Research Reports - Associations between executive functioning, coping, and psychosocial functioning after acquired brain injury
Br J Clin Psychol. 2015 Jan 14
Wolters Gregório G(1), Ponds RW, Smeets SM, Jonker F, Pouwels CG, Verhey FR, van Heugten CM
OBJECTIVES: To examine the relationships between executive functioning, coping,
depressive symptoms, and quality of life in individuals with neuropsychiatric
symptoms after acquired brain injury (ABI).
DESIGN: Cross-sectional study.
METHODS: Individuals (n = 93) in the post-acute and chronic phase (>3 months)
after ABI and their significant others (N = 58) were recruited from outpatient
clinics of four mental health centres in the Netherlands. Outcome measures were
the Trail Making Test, Stroop Colour Word Test, Frontal Systems Behavioural
Scale, Utrecht Coping List, Patient Health Questionnaire, and Life Satisfaction
Questionnaire.
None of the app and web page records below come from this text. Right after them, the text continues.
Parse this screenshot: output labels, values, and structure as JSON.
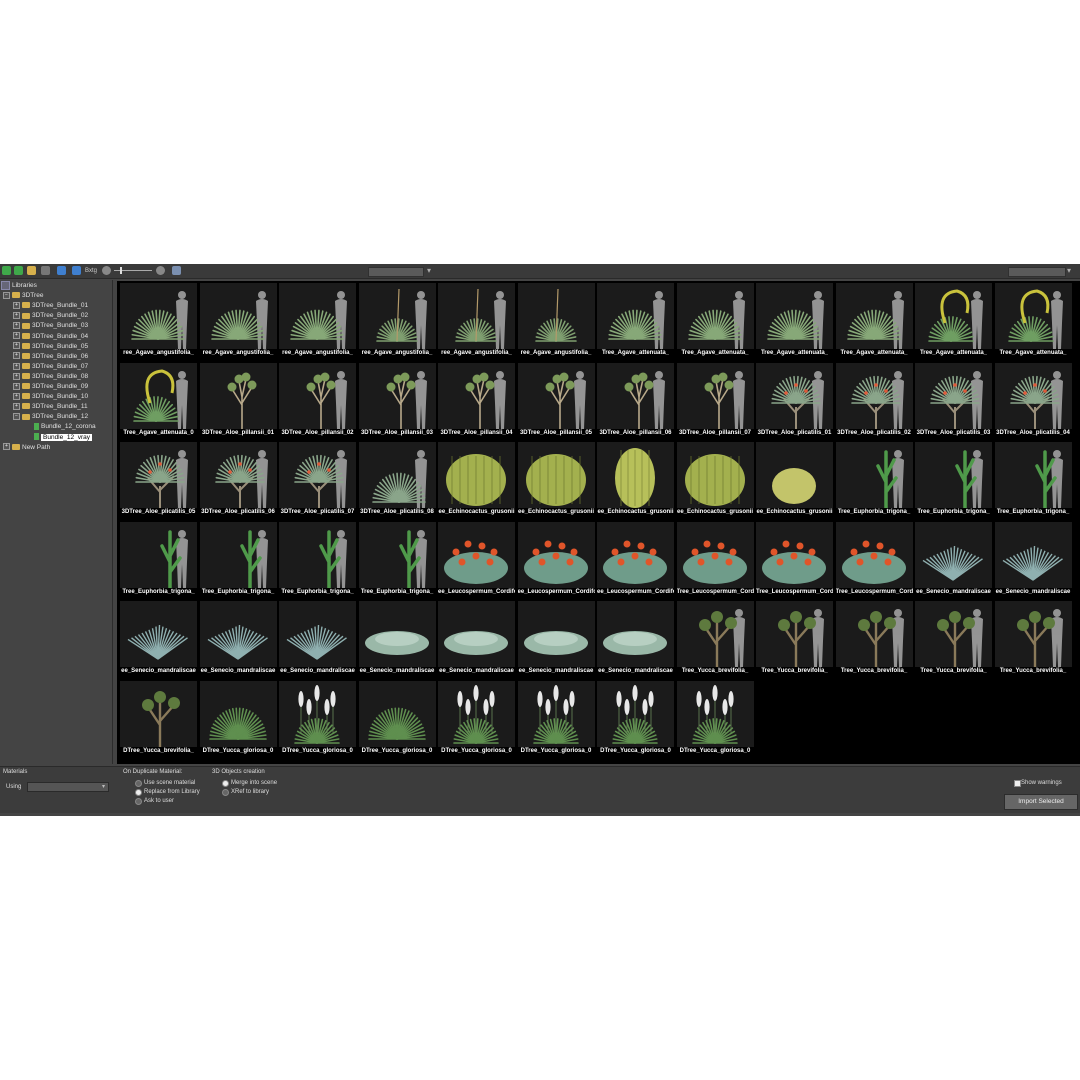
{
  "toolbar": {
    "zoom_text": "Bxtg"
  },
  "tree": {
    "root_label": "Libraries",
    "library": "3DTree",
    "bundles": [
      "3DTree_Bundle_01",
      "3DTree_Bundle_02",
      "3DTree_Bundle_03",
      "3DTree_Bundle_04",
      "3DTree_Bundle_05",
      "3DTree_Bundle_06",
      "3DTree_Bundle_07",
      "3DTree_Bundle_08",
      "3DTree_Bundle_09",
      "3DTree_Bundle_10",
      "3DTree_Bundle_11",
      "3DTree_Bundle_12"
    ],
    "leaves": [
      "Bundle_12_corona",
      "Bundle_12_vray"
    ],
    "new_path": "New Path"
  },
  "thumbnails": [
    {
      "label": "ree_Agave_angustifolia_",
      "type": "agave",
      "silhouette": true
    },
    {
      "label": "ree_Agave_angustifolia_",
      "type": "agave",
      "silhouette": true
    },
    {
      "label": "ree_Agave_angustifolia_",
      "type": "agave",
      "silhouette": true
    },
    {
      "label": "ree_Agave_angustifolia_",
      "type": "agave-flower",
      "silhouette": true
    },
    {
      "label": "ree_Agave_angustifolia_",
      "type": "agave-flower",
      "silhouette": true
    },
    {
      "label": "ree_Agave_angustifolia_",
      "type": "agave-flower",
      "silhouette": false
    },
    {
      "label": "Tree_Agave_attenuata_",
      "type": "agave",
      "silhouette": true
    },
    {
      "label": "Tree_Agave_attenuata_",
      "type": "agave",
      "silhouette": true
    },
    {
      "label": "Tree_Agave_attenuata_",
      "type": "agave",
      "silhouette": true
    },
    {
      "label": "Tree_Agave_attenuata_",
      "type": "agave",
      "silhouette": true
    },
    {
      "label": "Tree_Agave_attenuata_",
      "type": "agave-curl",
      "silhouette": true
    },
    {
      "label": "Tree_Agave_attenuata_",
      "type": "agave-curl",
      "silhouette": true
    },
    {
      "label": "Tree_Agave_attenuata_0",
      "type": "agave-curl",
      "silhouette": true
    },
    {
      "label": "3DTree_Aloe_pillansii_01",
      "type": "aloe",
      "silhouette": false
    },
    {
      "label": "3DTree_Aloe_pillansii_02",
      "type": "aloe",
      "silhouette": true
    },
    {
      "label": "3DTree_Aloe_pillansii_03",
      "type": "aloe",
      "silhouette": true
    },
    {
      "label": "3DTree_Aloe_pillansii_04",
      "type": "aloe",
      "silhouette": true
    },
    {
      "label": "3DTree_Aloe_pillansii_05",
      "type": "aloe",
      "silhouette": true
    },
    {
      "label": "3DTree_Aloe_pillansii_06",
      "type": "aloe",
      "silhouette": true
    },
    {
      "label": "3DTree_Aloe_pillansii_07",
      "type": "aloe",
      "silhouette": true
    },
    {
      "label": "3DTree_Aloe_plicatilis_01",
      "type": "plicatilis",
      "silhouette": true
    },
    {
      "label": "3DTree_Aloe_plicatilis_02",
      "type": "plicatilis",
      "silhouette": true
    },
    {
      "label": "3DTree_Aloe_plicatilis_03",
      "type": "plicatilis",
      "silhouette": true
    },
    {
      "label": "3DTree_Aloe_plicatilis_04",
      "type": "plicatilis",
      "silhouette": true
    },
    {
      "label": "3DTree_Aloe_plicatilis_05",
      "type": "plicatilis",
      "silhouette": true
    },
    {
      "label": "3DTree_Aloe_plicatilis_06",
      "type": "plicatilis",
      "silhouette": true
    },
    {
      "label": "3DTree_Aloe_plicatilis_07",
      "type": "plicatilis",
      "silhouette": true
    },
    {
      "label": "3DTree_Aloe_plicatilis_08",
      "type": "plicatilis-low",
      "silhouette": true
    },
    {
      "label": "ee_Echinocactus_grusonii",
      "type": "cactus-round",
      "silhouette": false
    },
    {
      "label": "ee_Echinocactus_grusonii",
      "type": "cactus-round",
      "silhouette": false
    },
    {
      "label": "ee_Echinocactus_grusonii",
      "type": "cactus-tall",
      "silhouette": false
    },
    {
      "label": "ee_Echinocactus_grusonii",
      "type": "cactus-round",
      "silhouette": false
    },
    {
      "label": "ee_Echinocactus_grusonii",
      "type": "cactus-small",
      "silhouette": false
    },
    {
      "label": "Tree_Euphorbia_trigona_",
      "type": "euphorbia",
      "silhouette": true
    },
    {
      "label": "Tree_Euphorbia_trigona_",
      "type": "euphorbia",
      "silhouette": true
    },
    {
      "label": "Tree_Euphorbia_trigona_",
      "type": "euphorbia",
      "silhouette": true
    },
    {
      "label": "Tree_Euphorbia_trigona_",
      "type": "euphorbia",
      "silhouette": true
    },
    {
      "label": "Tree_Euphorbia_trigona_",
      "type": "euphorbia",
      "silhouette": true
    },
    {
      "label": "Tree_Euphorbia_trigona_",
      "type": "euphorbia",
      "silhouette": true
    },
    {
      "label": "Tree_Euphorbia_trigona_",
      "type": "euphorbia",
      "silhouette": true
    },
    {
      "label": "ee_Leucospermum_Cordifolium",
      "type": "leucospermum",
      "silhouette": false
    },
    {
      "label": "ee_Leucospermum_Cordifolium",
      "type": "leucospermum",
      "silhouette": false
    },
    {
      "label": "ee_Leucospermum_Cordifolium",
      "type": "leucospermum",
      "silhouette": false
    },
    {
      "label": "Tree_Leucospermum_Cordifolium",
      "type": "leucospermum",
      "silhouette": false
    },
    {
      "label": "Tree_Leucospermum_Cordifolium",
      "type": "leucospermum",
      "silhouette": false
    },
    {
      "label": "Tree_Leucospermum_Cordifolium",
      "type": "leucospermum",
      "silhouette": false
    },
    {
      "label": "ee_Senecio_mandraliscae",
      "type": "senecio",
      "silhouette": false
    },
    {
      "label": "ee_Senecio_mandraliscae",
      "type": "senecio",
      "silhouette": false
    },
    {
      "label": "ee_Senecio_mandraliscae",
      "type": "senecio",
      "silhouette": false
    },
    {
      "label": "ee_Senecio_mandraliscae",
      "type": "senecio",
      "silhouette": false
    },
    {
      "label": "ee_Senecio_mandraliscae",
      "type": "senecio",
      "silhouette": false
    },
    {
      "label": "ee_Senecio_mandraliscae",
      "type": "senecio-flat",
      "silhouette": false
    },
    {
      "label": "ee_Senecio_mandraliscae",
      "type": "senecio-flat",
      "silhouette": false
    },
    {
      "label": "ee_Senecio_mandraliscae",
      "type": "senecio-flat",
      "silhouette": false
    },
    {
      "label": "ee_Senecio_mandraliscae",
      "type": "senecio-flat",
      "silhouette": false
    },
    {
      "label": "Tree_Yucca_brevifolia_",
      "type": "yucca-tree",
      "silhouette": true
    },
    {
      "label": "Tree_Yucca_brevifolia_",
      "type": "yucca-tree",
      "silhouette": true
    },
    {
      "label": "Tree_Yucca_brevifolia_",
      "type": "yucca-tree",
      "silhouette": true
    },
    {
      "label": "Tree_Yucca_brevifolia_",
      "type": "yucca-tree",
      "silhouette": true
    },
    {
      "label": "Tree_Yucca_brevifolia_",
      "type": "yucca-tree",
      "silhouette": true
    },
    {
      "label": "DTree_Yucca_brevifolia_",
      "type": "yucca-tree",
      "silhouette": false
    },
    {
      "label": "DTree_Yucca_gloriosa_0",
      "type": "yucca-gloriosa",
      "silhouette": false
    },
    {
      "label": "DTree_Yucca_gloriosa_0",
      "type": "yucca-bloom",
      "silhouette": false
    },
    {
      "label": "DTree_Yucca_gloriosa_0",
      "type": "yucca-gloriosa",
      "silhouette": false
    },
    {
      "label": "DTree_Yucca_gloriosa_0",
      "type": "yucca-bloom",
      "silhouette": false
    },
    {
      "label": "DTree_Yucca_gloriosa_0",
      "type": "yucca-bloom",
      "silhouette": false
    },
    {
      "label": "DTree_Yucca_gloriosa_0",
      "type": "yucca-bloom",
      "silhouette": false
    },
    {
      "label": "DTree_Yucca_gloriosa_0",
      "type": "yucca-bloom",
      "silhouette": false
    }
  ],
  "bottom": {
    "materials_label": "Materials",
    "using_label": "Using",
    "duplicate_title": "On Duplicate Material:",
    "duplicate_options": [
      "Use scene material",
      "Replace from Library",
      "Ask to user"
    ],
    "duplicate_selected": 1,
    "creation_title": "3D Objects creation",
    "creation_options": [
      "Merge into scene",
      "XRef to library"
    ],
    "creation_selected": 0,
    "show_warnings": "Show warnings",
    "import_button": "Import Selected"
  },
  "colors": {
    "folder": "#d6b04c",
    "leaf": "#4caf50",
    "plant_green": "#5f8f4f",
    "cactus": "#a3b04e",
    "flower": "#e0552a",
    "senecio": "#8fb0b0",
    "silhouette": "#a9a9a9"
  }
}
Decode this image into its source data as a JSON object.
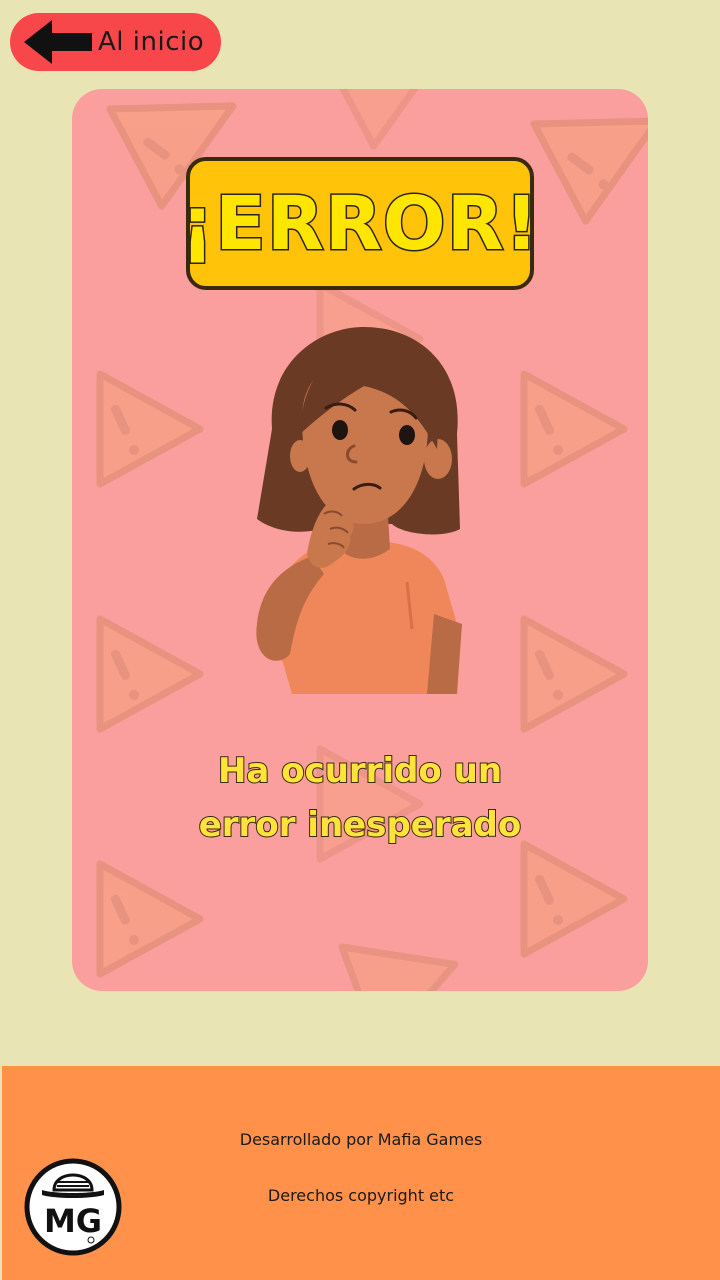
{
  "nav": {
    "back_label": "Al inicio"
  },
  "error_card": {
    "title": "¡ERROR!",
    "message_line1": "Ha ocurrido un",
    "message_line2": "error inesperado"
  },
  "footer": {
    "developer": "Desarrollado por Mafia Games",
    "copyright": "Derechos copyright etc",
    "logo_text": "MG"
  },
  "icons": {
    "back": "arrow-left-icon",
    "warning": "warning-triangle-icon",
    "logo": "mafia-games-logo"
  },
  "colors": {
    "background": "#e8e4b4",
    "back_button": "#f8474b",
    "card": "#fb9f9e",
    "title_box": "#ffc30a",
    "title_text": "#ffe600",
    "message_text": "#ffe33b",
    "footer": "#ff914b"
  }
}
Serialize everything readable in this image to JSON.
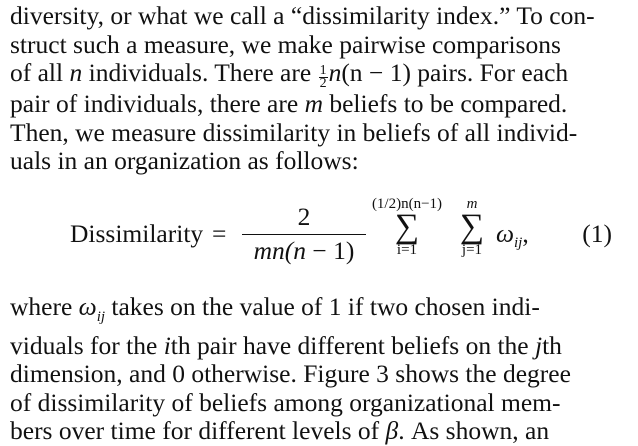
{
  "paragraph_top": {
    "line1": "diversity, or what we call a “dissimilarity index.” To con-",
    "line2": "struct such a measure, we make pairwise comparisons",
    "line3_a": "of all ",
    "line3_n": "n",
    "line3_b": " individuals. There are ",
    "line3_frac_num": "1",
    "line3_frac_den": "2",
    "line3_c": "n",
    "line3_d": "(n",
    "line3_e": " − 1) pairs. For each",
    "line4_a": "pair of individuals, there are ",
    "line4_m": "m",
    "line4_b": " beliefs to be compared.",
    "line5": "Then, we measure dissimilarity in beliefs of all individ-",
    "line6": "uals in an organization as follows:"
  },
  "equation": {
    "lhs": "Dissimilarity",
    "equals": "=",
    "frac_num": "2",
    "frac_den_a": "mn",
    "frac_den_b": "(n",
    "frac_den_c": " − 1)",
    "sum1_top": "(1/2)n(n−1)",
    "sum1_symbol": "∑",
    "sum1_bottom": "i=1",
    "sum2_top": "m",
    "sum2_symbol": "∑",
    "sum2_bottom": "j=1",
    "term": "ω",
    "term_sub": "ij",
    "comma": ",",
    "number": "(1)"
  },
  "paragraph_bottom": {
    "line1_a": "where ",
    "line1_omega": "ω",
    "line1_sub": "ij",
    "line1_b": " takes on the value of 1 if two chosen indi-",
    "line2_a": "viduals for the ",
    "line2_i": "i",
    "line2_b": "th pair have different beliefs on the ",
    "line2_j": "j",
    "line2_c": "th",
    "line3": "dimension, and 0 otherwise. Figure 3 shows the degree",
    "line4": "of dissimilarity of beliefs among organizational mem-",
    "line5_a": "bers over time for different levels of ",
    "line5_beta": "β",
    "line5_b": ". As shown, an"
  }
}
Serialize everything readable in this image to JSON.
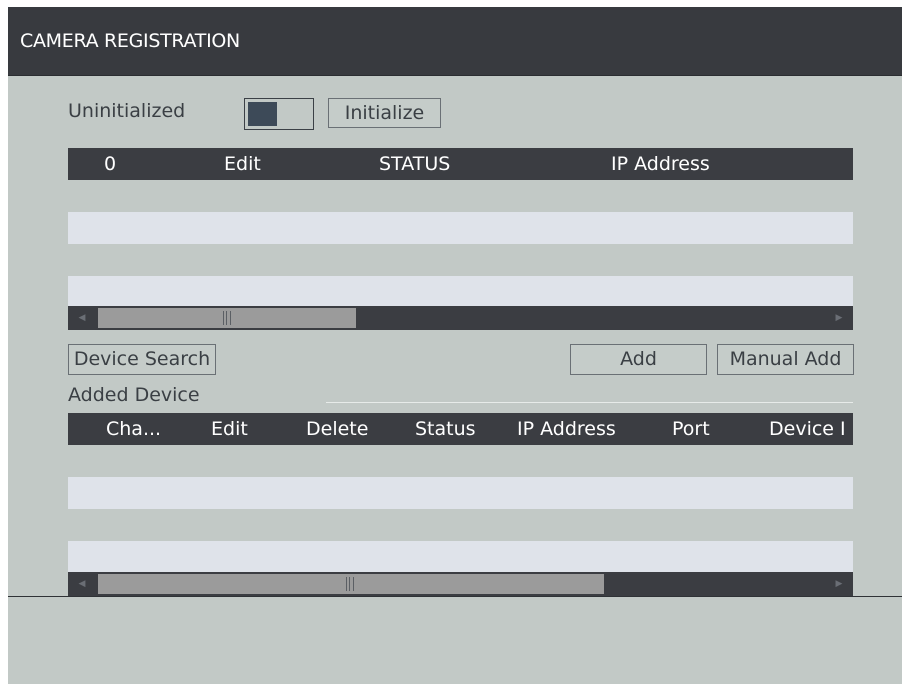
{
  "window": {
    "title": "CAMERA REGISTRATION"
  },
  "uninitialized": {
    "label": "Uninitialized",
    "toggle_state": "off",
    "initialize_button": "Initialize"
  },
  "search_table": {
    "columns": [
      "0",
      "Edit",
      "STATUS",
      "IP Address"
    ],
    "rows": [],
    "scroll_position": 0.0
  },
  "actions": {
    "device_search": "Device Search",
    "add": "Add",
    "manual_add": "Manual Add"
  },
  "added_device": {
    "title": "Added Device",
    "columns": [
      "Cha...",
      "Edit",
      "Delete",
      "Status",
      "IP Address",
      "Port",
      "Device I"
    ],
    "rows": [],
    "scroll_position": 0.0
  },
  "colors": {
    "panel_bg": "#c2c9c6",
    "titlebar_bg": "#383a3f",
    "header_bg": "#3b3d42",
    "row_alt": "#dfe3ea",
    "scroll_thumb": "#9b9b9b"
  },
  "icons": {
    "toggle_knob": "toggle-switch-knob",
    "scroll_left": "triangle-left",
    "scroll_right": "triangle-right",
    "scroll_grip": "grip-lines"
  }
}
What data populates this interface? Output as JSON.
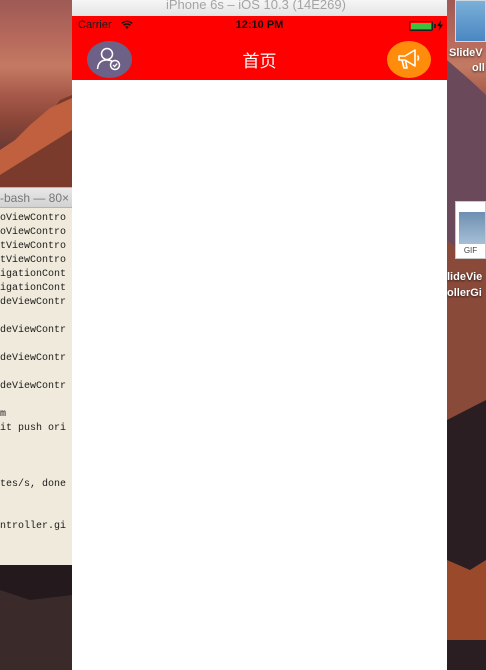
{
  "simulator": {
    "title": "iPhone 6s – iOS 10.3 (14E269)"
  },
  "status_bar": {
    "carrier": "Carrier",
    "time": "12:10 PM",
    "wifi_icon": "wifi-icon",
    "battery_level": 1.0,
    "battery_color": "#3ec13e"
  },
  "nav_bar": {
    "title": "首页",
    "background_color": "#ff0000",
    "left_icon": "user-avatar-icon",
    "right_icon": "megaphone-icon"
  },
  "terminal": {
    "title": "-bash — 80×",
    "lines": [
      "oViewContro",
      "oViewContro",
      "tViewContro",
      "tViewContro",
      "igationCont",
      "igationCont",
      "deViewContr",
      "",
      "deViewContr",
      "",
      "deViewContr",
      "",
      "deViewContr",
      "",
      "m",
      "it push ori",
      "",
      "",
      "",
      "tes/s, done",
      "",
      "",
      "ntroller.gi"
    ]
  },
  "desktop": {
    "item_top_label": "SlideV",
    "item_top_label2": "oll",
    "gif_label": "GIF",
    "gif_name_line1": "lideVie",
    "gif_name_line2": "ollerGi"
  }
}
Data were analysed with multiple regression analyses.
RESULTS: Self-reported executive dysfunction was associated with greater use of
passive coping styles (β = .37, p < .01), and passive coping, in turn, was
associated with lower quality of life (β = -.57, p < .001) and more depressive
symptoms (β = .65, p < .001). Problem-focused coping was associated with higher
quality of life among individuals who reported better executive functioning
(β = -.94, p < .05). Performances on executive functioning tests were not
associated with coping, depressive symptoms, or quality of life.
CONCLUSIONS: For clinicians, these data indicate that individuals who report
greater difficulties with executive functioning after ABI are inclined to use
maladaptive passive coping styles, which should be targeted in treatment. In
comparison, individuals who report greater difficulties with executive
functioning should not be prompted to use problem-focused coping styles. These
individuals may benefit from other coping styles, such as the use of seeking
social support or acceptance of problems.
PRACTITIONER POINTS: Coping influences the association between executive
functioning and quality of life. Individuals who report difficulties with
executive functioning after ABI may be inclined to use passive coping styles,
which are maladaptive. Problem-focused coping strategies may be more useful for
individuals who have strong executive abilities. This study was a cross-sectional
study; thus, a cause-and-effect relationship could not be established between
executive functioning, coping, and psychosocial functioning. As this research was
part of standard clinical care, non-traditional tests for executive functioning
were not administered.